§ PROBLEM DETAILS
From the records below, copy the lines that include "dollar".

= = =

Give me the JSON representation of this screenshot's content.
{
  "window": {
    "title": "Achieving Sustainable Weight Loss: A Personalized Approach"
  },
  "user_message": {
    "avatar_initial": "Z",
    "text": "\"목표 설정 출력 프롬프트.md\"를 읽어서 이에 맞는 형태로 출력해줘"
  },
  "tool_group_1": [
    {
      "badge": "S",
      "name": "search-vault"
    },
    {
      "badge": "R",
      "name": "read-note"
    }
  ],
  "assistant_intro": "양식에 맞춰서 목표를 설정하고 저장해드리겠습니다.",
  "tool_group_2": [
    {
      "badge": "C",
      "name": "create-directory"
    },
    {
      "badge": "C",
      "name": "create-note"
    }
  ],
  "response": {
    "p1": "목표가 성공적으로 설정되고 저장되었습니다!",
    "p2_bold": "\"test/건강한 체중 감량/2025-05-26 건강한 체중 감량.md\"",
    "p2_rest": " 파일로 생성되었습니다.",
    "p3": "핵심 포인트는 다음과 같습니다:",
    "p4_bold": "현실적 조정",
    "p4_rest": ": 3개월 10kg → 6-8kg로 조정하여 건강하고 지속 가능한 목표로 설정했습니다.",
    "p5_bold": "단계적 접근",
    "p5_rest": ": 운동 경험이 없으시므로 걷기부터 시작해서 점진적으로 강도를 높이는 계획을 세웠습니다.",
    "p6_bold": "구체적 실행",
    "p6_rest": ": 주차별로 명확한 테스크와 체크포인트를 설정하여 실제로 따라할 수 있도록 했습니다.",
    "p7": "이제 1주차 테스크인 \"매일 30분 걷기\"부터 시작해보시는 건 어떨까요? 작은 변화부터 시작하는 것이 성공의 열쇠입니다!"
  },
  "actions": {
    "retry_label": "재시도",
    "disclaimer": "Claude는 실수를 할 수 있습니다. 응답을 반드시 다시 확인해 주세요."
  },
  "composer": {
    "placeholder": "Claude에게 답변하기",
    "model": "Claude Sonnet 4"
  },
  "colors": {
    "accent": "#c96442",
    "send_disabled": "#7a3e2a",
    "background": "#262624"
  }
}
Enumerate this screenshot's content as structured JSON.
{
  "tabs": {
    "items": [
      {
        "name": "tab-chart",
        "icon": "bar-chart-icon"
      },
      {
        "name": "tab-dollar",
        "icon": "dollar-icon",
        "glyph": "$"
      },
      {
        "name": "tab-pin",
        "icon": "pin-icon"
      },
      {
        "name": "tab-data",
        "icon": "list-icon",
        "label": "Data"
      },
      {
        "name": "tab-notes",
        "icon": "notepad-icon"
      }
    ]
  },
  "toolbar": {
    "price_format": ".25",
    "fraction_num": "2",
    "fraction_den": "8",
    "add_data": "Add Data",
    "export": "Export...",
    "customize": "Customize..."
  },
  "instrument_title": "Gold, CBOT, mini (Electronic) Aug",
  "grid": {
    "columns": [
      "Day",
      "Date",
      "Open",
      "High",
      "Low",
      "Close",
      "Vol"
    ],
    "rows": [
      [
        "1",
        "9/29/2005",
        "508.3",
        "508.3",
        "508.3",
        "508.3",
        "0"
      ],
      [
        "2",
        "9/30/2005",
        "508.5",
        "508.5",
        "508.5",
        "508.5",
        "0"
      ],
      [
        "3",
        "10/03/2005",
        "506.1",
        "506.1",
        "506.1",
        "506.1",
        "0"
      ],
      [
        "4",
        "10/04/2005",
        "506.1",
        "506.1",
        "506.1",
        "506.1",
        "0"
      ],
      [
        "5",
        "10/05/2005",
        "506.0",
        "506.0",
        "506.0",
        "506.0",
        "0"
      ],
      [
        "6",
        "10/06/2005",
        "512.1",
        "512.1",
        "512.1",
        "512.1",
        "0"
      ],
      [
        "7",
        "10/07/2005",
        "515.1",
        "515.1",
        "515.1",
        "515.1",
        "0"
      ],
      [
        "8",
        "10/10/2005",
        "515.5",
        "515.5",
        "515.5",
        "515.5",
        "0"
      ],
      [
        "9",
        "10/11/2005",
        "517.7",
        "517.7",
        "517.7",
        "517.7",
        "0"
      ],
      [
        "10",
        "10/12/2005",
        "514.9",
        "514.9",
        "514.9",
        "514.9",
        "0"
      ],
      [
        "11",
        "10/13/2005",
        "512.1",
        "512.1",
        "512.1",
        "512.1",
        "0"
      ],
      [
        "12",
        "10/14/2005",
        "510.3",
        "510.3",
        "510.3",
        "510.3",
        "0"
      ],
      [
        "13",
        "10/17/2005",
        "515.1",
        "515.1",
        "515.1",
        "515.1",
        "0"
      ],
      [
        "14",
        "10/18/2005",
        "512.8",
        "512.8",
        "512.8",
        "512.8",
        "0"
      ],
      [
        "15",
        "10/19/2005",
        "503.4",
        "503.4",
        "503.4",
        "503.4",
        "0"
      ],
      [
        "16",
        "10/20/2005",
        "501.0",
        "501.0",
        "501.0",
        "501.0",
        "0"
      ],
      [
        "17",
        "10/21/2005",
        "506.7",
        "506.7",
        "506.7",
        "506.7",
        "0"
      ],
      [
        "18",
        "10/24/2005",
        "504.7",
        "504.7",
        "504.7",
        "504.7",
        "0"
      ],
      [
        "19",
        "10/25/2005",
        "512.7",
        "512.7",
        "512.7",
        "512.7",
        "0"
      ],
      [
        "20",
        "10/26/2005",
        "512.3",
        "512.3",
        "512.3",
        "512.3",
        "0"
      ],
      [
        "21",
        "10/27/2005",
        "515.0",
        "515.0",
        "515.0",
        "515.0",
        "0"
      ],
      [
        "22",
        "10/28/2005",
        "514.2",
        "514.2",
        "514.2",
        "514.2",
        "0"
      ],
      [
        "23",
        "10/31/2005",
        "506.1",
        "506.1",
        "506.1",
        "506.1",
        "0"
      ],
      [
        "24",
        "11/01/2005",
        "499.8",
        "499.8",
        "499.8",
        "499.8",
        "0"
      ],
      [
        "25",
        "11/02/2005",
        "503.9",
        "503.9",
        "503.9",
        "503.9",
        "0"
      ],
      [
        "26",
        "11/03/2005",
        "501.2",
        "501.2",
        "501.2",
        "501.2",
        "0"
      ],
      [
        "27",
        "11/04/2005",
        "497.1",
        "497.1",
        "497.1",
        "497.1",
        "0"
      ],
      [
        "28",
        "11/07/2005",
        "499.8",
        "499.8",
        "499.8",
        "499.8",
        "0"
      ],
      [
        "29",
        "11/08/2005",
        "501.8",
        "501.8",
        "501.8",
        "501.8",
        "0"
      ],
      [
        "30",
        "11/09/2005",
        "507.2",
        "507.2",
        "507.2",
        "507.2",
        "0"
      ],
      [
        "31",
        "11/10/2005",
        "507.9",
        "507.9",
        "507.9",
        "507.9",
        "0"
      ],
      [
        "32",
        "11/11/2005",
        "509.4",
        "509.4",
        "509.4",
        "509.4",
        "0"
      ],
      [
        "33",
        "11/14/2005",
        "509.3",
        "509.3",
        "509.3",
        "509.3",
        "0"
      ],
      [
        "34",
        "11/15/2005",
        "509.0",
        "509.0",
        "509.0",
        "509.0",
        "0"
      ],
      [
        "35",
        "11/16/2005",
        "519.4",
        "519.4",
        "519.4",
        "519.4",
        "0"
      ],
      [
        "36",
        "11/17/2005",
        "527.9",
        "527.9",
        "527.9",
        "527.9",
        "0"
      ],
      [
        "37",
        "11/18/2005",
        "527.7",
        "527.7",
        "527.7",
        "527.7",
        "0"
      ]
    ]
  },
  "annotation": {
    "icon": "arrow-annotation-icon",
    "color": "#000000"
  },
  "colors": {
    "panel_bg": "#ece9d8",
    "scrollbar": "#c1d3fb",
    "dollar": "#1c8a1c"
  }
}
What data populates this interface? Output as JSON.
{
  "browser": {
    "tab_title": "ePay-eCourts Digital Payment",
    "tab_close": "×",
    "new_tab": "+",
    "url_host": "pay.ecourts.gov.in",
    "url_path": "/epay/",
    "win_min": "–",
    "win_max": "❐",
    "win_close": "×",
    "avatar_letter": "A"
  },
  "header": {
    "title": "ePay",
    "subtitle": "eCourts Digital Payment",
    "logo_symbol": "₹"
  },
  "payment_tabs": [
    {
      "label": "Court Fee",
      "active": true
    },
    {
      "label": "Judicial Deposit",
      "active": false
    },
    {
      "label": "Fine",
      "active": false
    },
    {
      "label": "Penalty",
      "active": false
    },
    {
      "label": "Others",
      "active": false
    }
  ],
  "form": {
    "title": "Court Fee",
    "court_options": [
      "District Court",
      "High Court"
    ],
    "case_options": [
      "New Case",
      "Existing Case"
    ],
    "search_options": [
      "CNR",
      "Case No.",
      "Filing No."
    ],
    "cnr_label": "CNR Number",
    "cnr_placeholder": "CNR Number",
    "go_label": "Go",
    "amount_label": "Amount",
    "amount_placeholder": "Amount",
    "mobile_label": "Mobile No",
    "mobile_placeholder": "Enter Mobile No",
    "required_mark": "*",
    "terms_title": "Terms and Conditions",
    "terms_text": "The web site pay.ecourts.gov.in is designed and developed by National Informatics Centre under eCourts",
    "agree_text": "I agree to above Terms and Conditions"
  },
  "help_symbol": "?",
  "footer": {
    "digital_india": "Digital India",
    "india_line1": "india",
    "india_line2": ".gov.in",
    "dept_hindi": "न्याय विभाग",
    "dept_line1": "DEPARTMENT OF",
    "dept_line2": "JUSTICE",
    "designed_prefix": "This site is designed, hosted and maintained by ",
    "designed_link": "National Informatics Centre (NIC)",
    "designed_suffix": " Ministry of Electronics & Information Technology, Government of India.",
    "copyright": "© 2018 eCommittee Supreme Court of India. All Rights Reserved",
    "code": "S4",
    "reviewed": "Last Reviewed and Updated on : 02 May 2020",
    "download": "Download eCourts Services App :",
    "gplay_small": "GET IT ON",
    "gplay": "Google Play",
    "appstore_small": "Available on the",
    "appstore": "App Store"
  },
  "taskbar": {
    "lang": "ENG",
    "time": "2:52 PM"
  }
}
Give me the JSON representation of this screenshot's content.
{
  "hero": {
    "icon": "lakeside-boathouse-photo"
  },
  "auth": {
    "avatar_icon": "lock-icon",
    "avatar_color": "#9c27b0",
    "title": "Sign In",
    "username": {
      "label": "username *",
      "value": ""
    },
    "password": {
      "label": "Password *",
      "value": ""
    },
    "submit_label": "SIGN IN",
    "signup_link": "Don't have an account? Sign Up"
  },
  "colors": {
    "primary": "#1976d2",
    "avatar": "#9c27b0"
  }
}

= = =

§ RESPONSE TO THIS TASK
        "name": "tab-dollar",
        "icon": "dollar-icon",
    "dollar": "#1c8a1c"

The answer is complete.